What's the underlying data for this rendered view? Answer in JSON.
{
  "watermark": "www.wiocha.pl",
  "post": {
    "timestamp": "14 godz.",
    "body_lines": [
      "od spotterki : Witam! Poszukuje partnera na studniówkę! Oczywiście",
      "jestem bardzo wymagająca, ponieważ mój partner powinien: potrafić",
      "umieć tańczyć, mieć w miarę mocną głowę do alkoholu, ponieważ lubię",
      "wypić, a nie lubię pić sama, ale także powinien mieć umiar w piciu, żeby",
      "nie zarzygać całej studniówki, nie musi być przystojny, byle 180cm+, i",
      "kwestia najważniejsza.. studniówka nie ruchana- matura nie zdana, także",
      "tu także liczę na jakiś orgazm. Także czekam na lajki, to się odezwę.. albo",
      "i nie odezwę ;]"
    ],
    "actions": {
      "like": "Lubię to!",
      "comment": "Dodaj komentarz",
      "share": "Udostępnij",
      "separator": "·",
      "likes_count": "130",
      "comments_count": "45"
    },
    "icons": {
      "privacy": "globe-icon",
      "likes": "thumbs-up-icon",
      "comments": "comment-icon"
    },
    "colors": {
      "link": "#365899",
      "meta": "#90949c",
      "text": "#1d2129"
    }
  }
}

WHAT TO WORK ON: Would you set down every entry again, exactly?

RESULT:
What's the underlying data for this rendered view? Answer in JSON.
{
  "watermark": "www.wiocha.pl",
  "post": {
    "timestamp": "14 godz.",
    "body_lines": [
      "od spotterki : Witam! Poszukuje partnera na studniówkę! Oczywiście",
      "jestem bardzo wymagająca, ponieważ mój partner powinien: potrafić",
      "umieć tańczyć, mieć w miarę mocną głowę do alkoholu, ponieważ lubię",
      "wypić, a nie lubię pić sama, ale także powinien mieć umiar w piciu, żeby",
      "nie zarzygać całej studniówki, nie musi być przystojny, byle 180cm+, i",
      "kwestia najważniejsza.. studniówka nie ruchana- matura nie zdana, także",
      "tu także liczę na jakiś orgazm. Także czekam na lajki, to się odezwę.. albo",
      "i nie odezwę ;]"
    ],
    "actions": {
      "like": "Lubię to!",
      "comment": "Dodaj komentarz",
      "share": "Udostępnij",
      "separator": "·",
      "likes_count": "130",
      "comments_count": "45"
    },
    "icons": {
      "privacy": "globe-icon",
      "likes": "thumbs-up-icon",
      "comments": "comment-icon"
    },
    "colors": {
      "link": "#365899",
      "meta": "#90949c",
      "text": "#1d2129"
    }
  }
}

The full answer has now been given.